(Excerpted records)
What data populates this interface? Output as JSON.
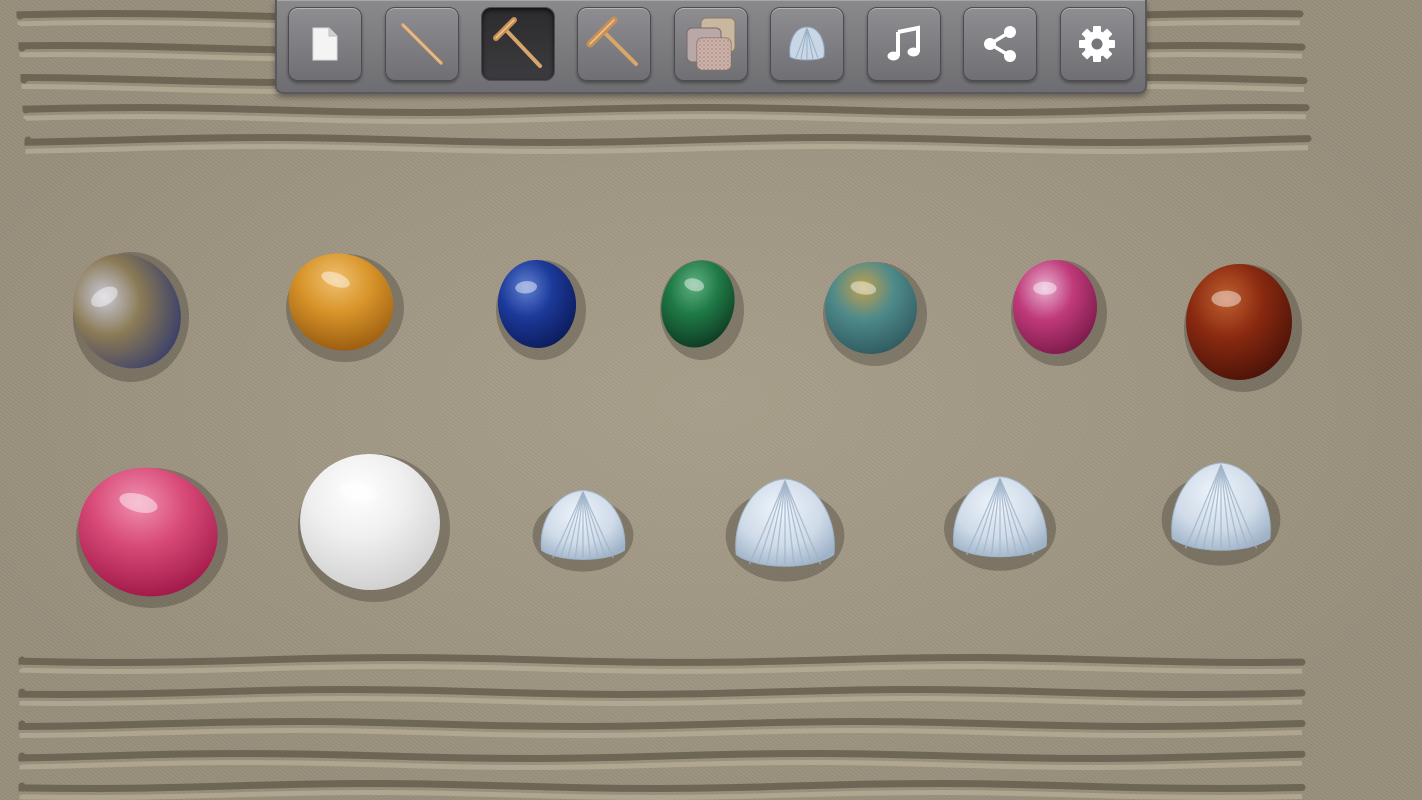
{
  "app": {
    "name": "Zen garden"
  },
  "toolbar": {
    "tools": [
      {
        "name": "new-file",
        "icon": "new-file-icon",
        "active": false
      },
      {
        "name": "line-stick",
        "icon": "stick-icon",
        "active": false
      },
      {
        "name": "rake",
        "icon": "rake-icon",
        "active": true
      },
      {
        "name": "wide-rake",
        "icon": "rake-wide-icon",
        "active": false
      },
      {
        "name": "sand-texture",
        "icon": "texture-icon",
        "active": false
      },
      {
        "name": "shell",
        "icon": "shell-icon",
        "active": false
      },
      {
        "name": "music",
        "icon": "music-note-icon",
        "active": false
      },
      {
        "name": "share",
        "icon": "share-icon",
        "active": false
      },
      {
        "name": "settings",
        "icon": "gear-icon",
        "active": false
      }
    ]
  },
  "garden": {
    "sand_color": "#a39a86",
    "stones_row_1": [
      {
        "kind": "agate",
        "colors": [
          "#3a3f6a",
          "#8a7a55",
          "#c9c9d8"
        ]
      },
      {
        "kind": "amber",
        "colors": [
          "#9a5c10",
          "#d8952a",
          "#f0c070"
        ]
      },
      {
        "kind": "lapis",
        "colors": [
          "#0c1a5a",
          "#1c3a9a",
          "#6080d0"
        ]
      },
      {
        "kind": "malachite",
        "colors": [
          "#0f3a22",
          "#1f7a46",
          "#60b080"
        ]
      },
      {
        "kind": "teal-agate",
        "colors": [
          "#2f5a60",
          "#4f8a8a",
          "#c0a050"
        ]
      },
      {
        "kind": "pink-agate",
        "colors": [
          "#7a1a4a",
          "#c03a7a",
          "#e8b0d0"
        ]
      },
      {
        "kind": "goldstone",
        "colors": [
          "#4a1208",
          "#8a2a10",
          "#c06030"
        ]
      }
    ],
    "stones_row_2": [
      {
        "kind": "rose-quartz",
        "colors": [
          "#a01848",
          "#d84a78",
          "#f090b0"
        ]
      },
      {
        "kind": "clear-quartz",
        "colors": [
          "#cfcfcf",
          "#efefef",
          "#ffffff"
        ]
      },
      {
        "kind": "shell",
        "colors": [
          "#9fb3c8",
          "#cfdbe8",
          "#eef4fb"
        ]
      },
      {
        "kind": "shell",
        "colors": [
          "#9fb3c8",
          "#cfdbe8",
          "#eef4fb"
        ]
      },
      {
        "kind": "shell",
        "colors": [
          "#9fb3c8",
          "#cfdbe8",
          "#eef4fb"
        ]
      },
      {
        "kind": "shell",
        "colors": [
          "#9fb3c8",
          "#cfdbe8",
          "#eef4fb"
        ]
      }
    ]
  }
}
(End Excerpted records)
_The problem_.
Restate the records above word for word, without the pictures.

_Expected output_.
What data populates this interface? Output as JSON.
{
  "app": {
    "name": "Zen garden"
  },
  "toolbar": {
    "tools": [
      {
        "name": "new-file",
        "icon": "new-file-icon",
        "active": false
      },
      {
        "name": "line-stick",
        "icon": "stick-icon",
        "active": false
      },
      {
        "name": "rake",
        "icon": "rake-icon",
        "active": true
      },
      {
        "name": "wide-rake",
        "icon": "rake-wide-icon",
        "active": false
      },
      {
        "name": "sand-texture",
        "icon": "texture-icon",
        "active": false
      },
      {
        "name": "shell",
        "icon": "shell-icon",
        "active": false
      },
      {
        "name": "music",
        "icon": "music-note-icon",
        "active": false
      },
      {
        "name": "share",
        "icon": "share-icon",
        "active": false
      },
      {
        "name": "settings",
        "icon": "gear-icon",
        "active": false
      }
    ]
  },
  "garden": {
    "sand_color": "#a39a86",
    "stones_row_1": [
      {
        "kind": "agate",
        "colors": [
          "#3a3f6a",
          "#8a7a55",
          "#c9c9d8"
        ]
      },
      {
        "kind": "amber",
        "colors": [
          "#9a5c10",
          "#d8952a",
          "#f0c070"
        ]
      },
      {
        "kind": "lapis",
        "colors": [
          "#0c1a5a",
          "#1c3a9a",
          "#6080d0"
        ]
      },
      {
        "kind": "malachite",
        "colors": [
          "#0f3a22",
          "#1f7a46",
          "#60b080"
        ]
      },
      {
        "kind": "teal-agate",
        "colors": [
          "#2f5a60",
          "#4f8a8a",
          "#c0a050"
        ]
      },
      {
        "kind": "pink-agate",
        "colors": [
          "#7a1a4a",
          "#c03a7a",
          "#e8b0d0"
        ]
      },
      {
        "kind": "goldstone",
        "colors": [
          "#4a1208",
          "#8a2a10",
          "#c06030"
        ]
      }
    ],
    "stones_row_2": [
      {
        "kind": "rose-quartz",
        "colors": [
          "#a01848",
          "#d84a78",
          "#f090b0"
        ]
      },
      {
        "kind": "clear-quartz",
        "colors": [
          "#cfcfcf",
          "#efefef",
          "#ffffff"
        ]
      },
      {
        "kind": "shell",
        "colors": [
          "#9fb3c8",
          "#cfdbe8",
          "#eef4fb"
        ]
      },
      {
        "kind": "shell",
        "colors": [
          "#9fb3c8",
          "#cfdbe8",
          "#eef4fb"
        ]
      },
      {
        "kind": "shell",
        "colors": [
          "#9fb3c8",
          "#cfdbe8",
          "#eef4fb"
        ]
      },
      {
        "kind": "shell",
        "colors": [
          "#9fb3c8",
          "#cfdbe8",
          "#eef4fb"
        ]
      }
    ]
  }
}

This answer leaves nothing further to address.